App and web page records
###

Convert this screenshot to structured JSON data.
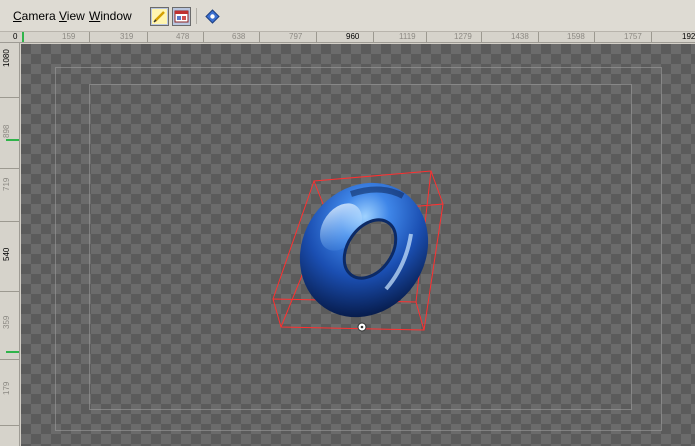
{
  "menubar": {
    "items": [
      {
        "pre": "",
        "ul": "C",
        "post": "amera"
      },
      {
        "pre": "",
        "ul": "V",
        "post": "iew"
      },
      {
        "pre": "",
        "ul": "W",
        "post": "indow"
      }
    ],
    "toolbar_icons": [
      "pencil-edit-icon",
      "render-window-icon",
      "gizmo-icon"
    ]
  },
  "hruler": {
    "labels": [
      "0",
      "159",
      "319",
      "478",
      "638",
      "797",
      "960",
      "1119",
      "1279",
      "1438",
      "1598",
      "1757",
      "192"
    ],
    "highlight": "960"
  },
  "vruler": {
    "labels": [
      "1080",
      "898",
      "719",
      "540",
      "359",
      "179"
    ],
    "highlight": "540"
  },
  "viewport": {
    "object": "torus",
    "colors": {
      "object": "#2a62c8",
      "bounding_box": "#ff3030",
      "pivot": "#ffffff",
      "green_marker": "#2fb44a"
    }
  }
}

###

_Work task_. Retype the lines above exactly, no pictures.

_Task response_.
Convert this screenshot to structured JSON data.
{
  "menubar": {
    "items": [
      {
        "pre": "",
        "ul": "C",
        "post": "amera"
      },
      {
        "pre": "",
        "ul": "V",
        "post": "iew"
      },
      {
        "pre": "",
        "ul": "W",
        "post": "indow"
      }
    ],
    "toolbar_icons": [
      "pencil-edit-icon",
      "render-window-icon",
      "gizmo-icon"
    ]
  },
  "hruler": {
    "labels": [
      "0",
      "159",
      "319",
      "478",
      "638",
      "797",
      "960",
      "1119",
      "1279",
      "1438",
      "1598",
      "1757",
      "192"
    ],
    "highlight": "960"
  },
  "vruler": {
    "labels": [
      "1080",
      "898",
      "719",
      "540",
      "359",
      "179"
    ],
    "highlight": "540"
  },
  "viewport": {
    "object": "torus",
    "colors": {
      "object": "#2a62c8",
      "bounding_box": "#ff3030",
      "pivot": "#ffffff",
      "green_marker": "#2fb44a"
    }
  }
}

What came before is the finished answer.